══ AVAILABLE DATA

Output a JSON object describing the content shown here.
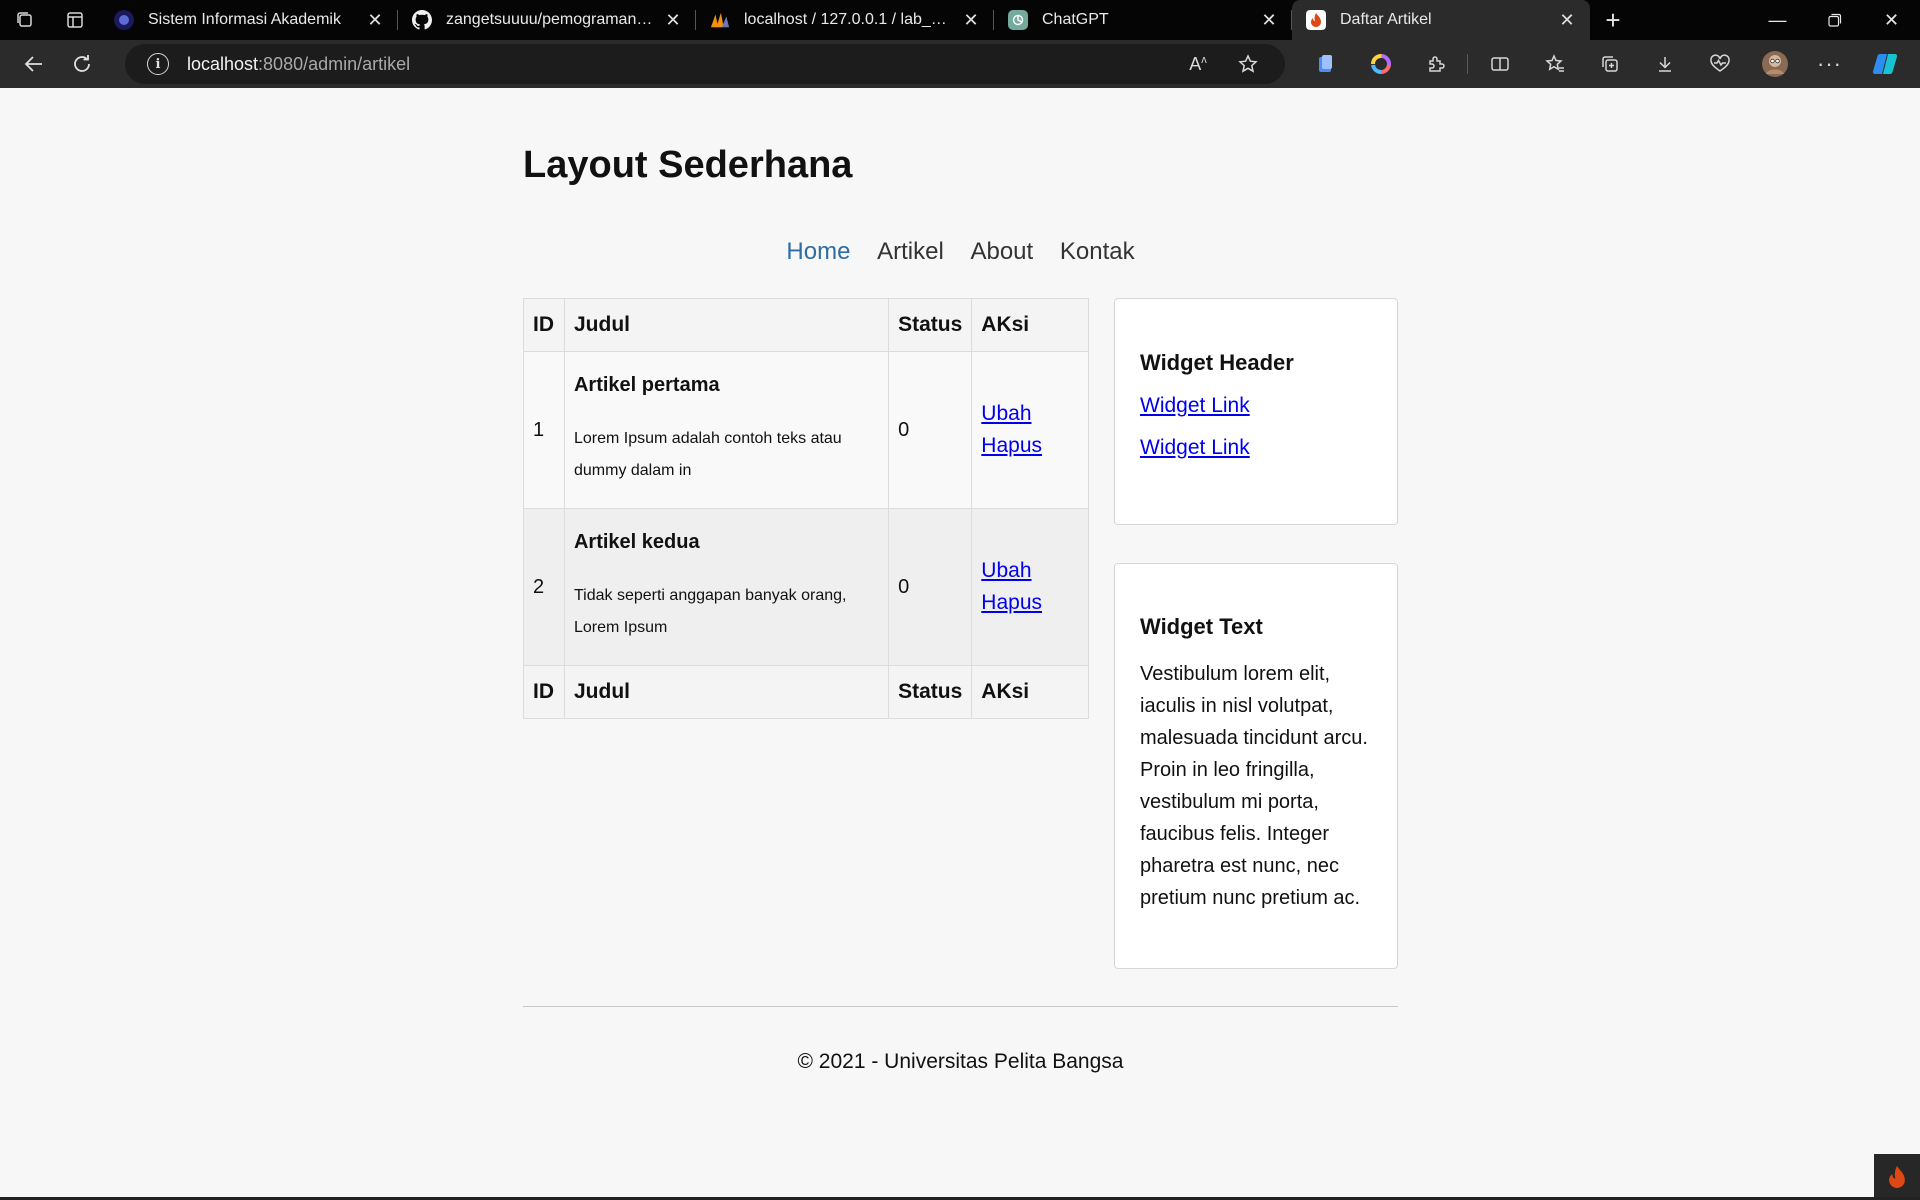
{
  "browser": {
    "tabs": [
      {
        "title": "Sistem Informasi Akademik",
        "icon": "university-logo-icon",
        "active": false
      },
      {
        "title": "zangetsuuuu/pemograman-web",
        "icon": "github-icon",
        "active": false
      },
      {
        "title": "localhost / 127.0.0.1 / lab_ci4 | ph",
        "icon": "phpmyadmin-icon",
        "active": false
      },
      {
        "title": "ChatGPT",
        "icon": "chatgpt-icon",
        "active": false
      },
      {
        "title": "Daftar Artikel",
        "icon": "codeigniter-icon",
        "active": true
      }
    ],
    "url_host": "localhost",
    "url_rest": ":8080/admin/artikel"
  },
  "site": {
    "title": "Layout Sederhana",
    "nav": [
      "Home",
      "Artikel",
      "About",
      "Kontak"
    ],
    "active_nav": "Home"
  },
  "table": {
    "headers": {
      "id": "ID",
      "judul": "Judul",
      "status": "Status",
      "aksi": "AKsi"
    },
    "rows": [
      {
        "id": "1",
        "title": "Artikel pertama",
        "body": "Lorem Ipsum adalah contoh teks atau dummy dalam in",
        "status": "0",
        "edit": "Ubah",
        "delete": "Hapus"
      },
      {
        "id": "2",
        "title": "Artikel kedua",
        "body": "Tidak seperti anggapan banyak orang, Lorem Ipsum",
        "status": "0",
        "edit": "Ubah",
        "delete": "Hapus"
      }
    ]
  },
  "widgets": {
    "header_title": "Widget Header",
    "links": [
      "Widget Link",
      "Widget Link"
    ],
    "text_title": "Widget Text",
    "text_body": "Vestibulum lorem elit, iaculis in nisl volutpat, malesuada tincidunt arcu. Proin in leo fringilla, vestibulum mi porta, faucibus felis. Integer pharetra est nunc, nec pretium nunc pretium ac."
  },
  "footer": {
    "text": "© 2021 - Universitas Pelita Bangsa"
  },
  "colors": {
    "active_nav": "#2e6da4",
    "link": "#0000ee",
    "chrome_bg": "#050505",
    "toolbar_bg": "#2b2b2b"
  }
}
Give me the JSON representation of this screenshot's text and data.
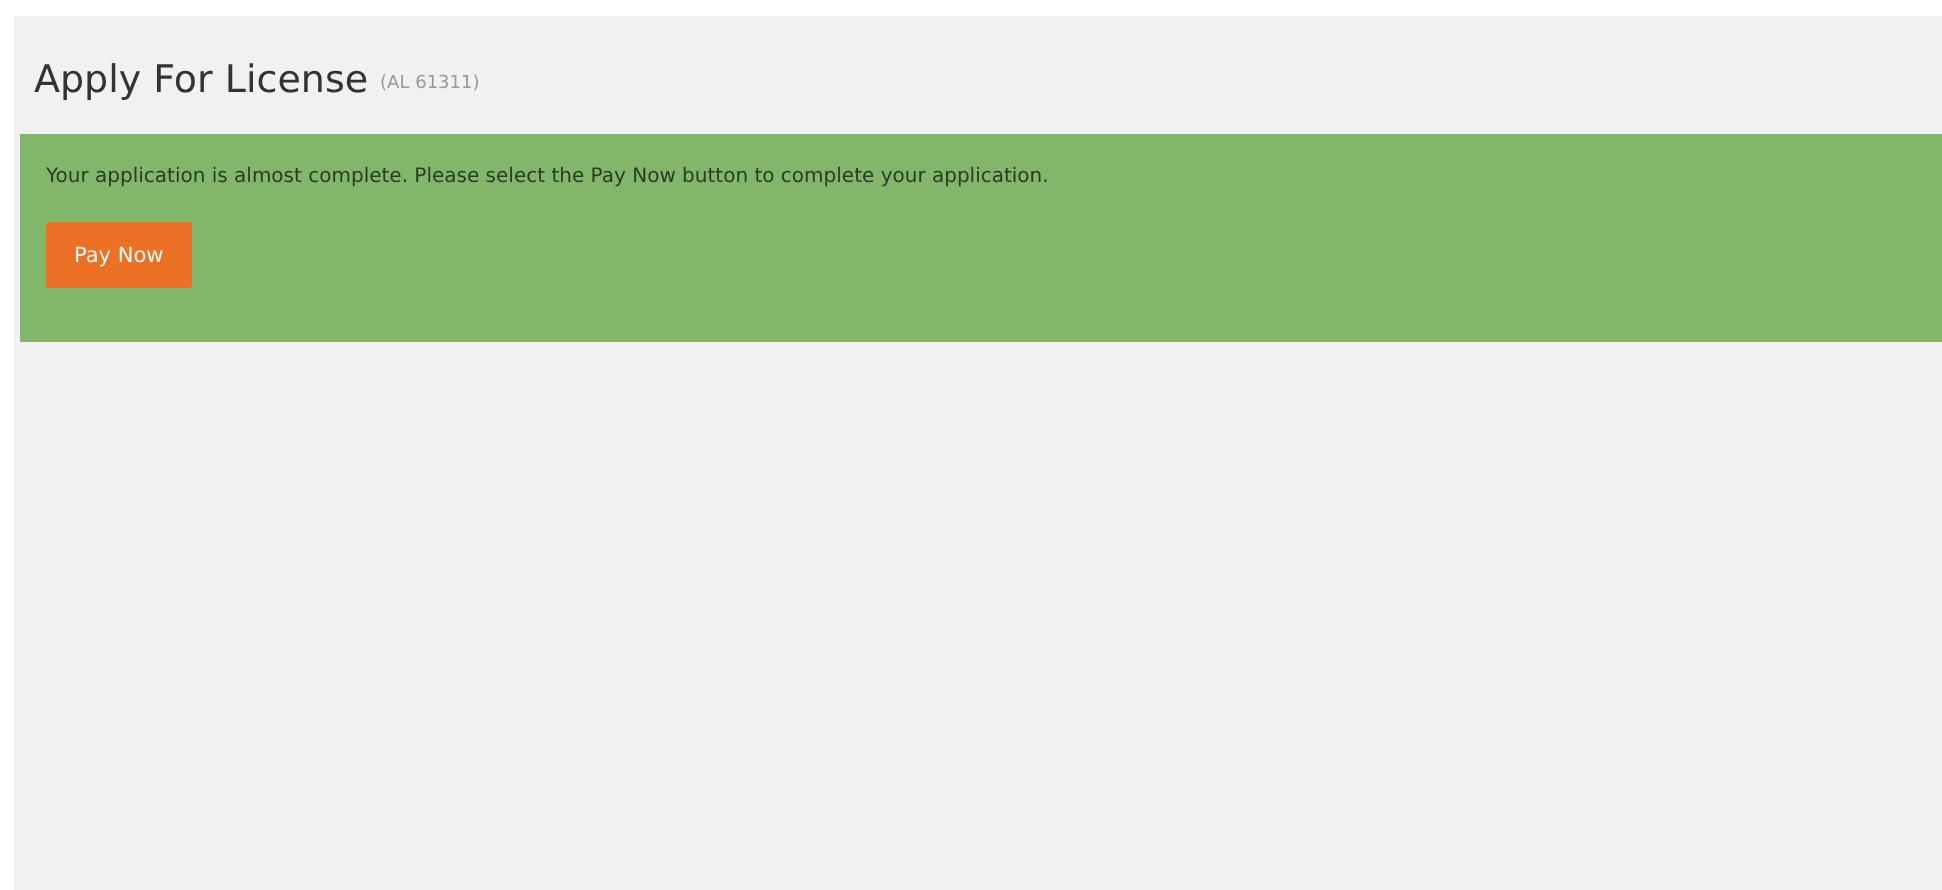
{
  "page": {
    "title": "Apply For License",
    "reference": "(AL 61311)"
  },
  "banner": {
    "message": "Your application is almost complete. Please select the Pay Now button to complete your application.",
    "button": "Pay Now"
  }
}
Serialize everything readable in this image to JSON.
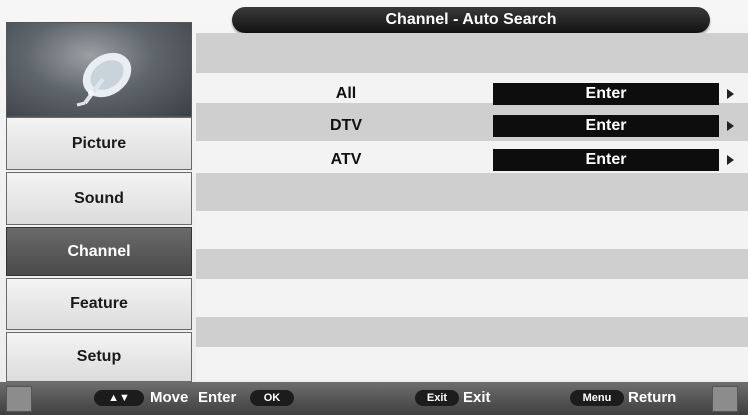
{
  "header": {
    "title": "Channel - Auto Search"
  },
  "sidebar": {
    "icon": "satellite-dish-icon",
    "items": [
      {
        "label": "Picture",
        "active": false
      },
      {
        "label": "Sound",
        "active": false
      },
      {
        "label": "Channel",
        "active": true
      },
      {
        "label": "Feature",
        "active": false
      },
      {
        "label": "Setup",
        "active": false
      }
    ]
  },
  "main": {
    "rows": [
      {
        "label": "All",
        "value": "Enter"
      },
      {
        "label": "DTV",
        "value": "Enter"
      },
      {
        "label": "ATV",
        "value": "Enter"
      }
    ]
  },
  "footer": {
    "nav_key": "▲▼",
    "move_label": "Move",
    "enter_label": "Enter",
    "ok_key": "OK",
    "exit_key": "Exit",
    "exit_label": "Exit",
    "menu_key": "Menu",
    "return_label": "Return"
  },
  "colors": {
    "active_item": "#555555",
    "enter_button": "#0d0d0d",
    "title_bar": "#1e1e1e"
  }
}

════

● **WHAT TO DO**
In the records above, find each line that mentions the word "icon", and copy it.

● **EXERCISE OUTPUT**
        "icon": "university-logo-icon",
        "icon": "github-icon",
        "icon": "phpmyadmin-icon",
        "icon": "chatgpt-icon",
        "icon": "codeigniter-icon",
    "icon": "satellite-dish-icon",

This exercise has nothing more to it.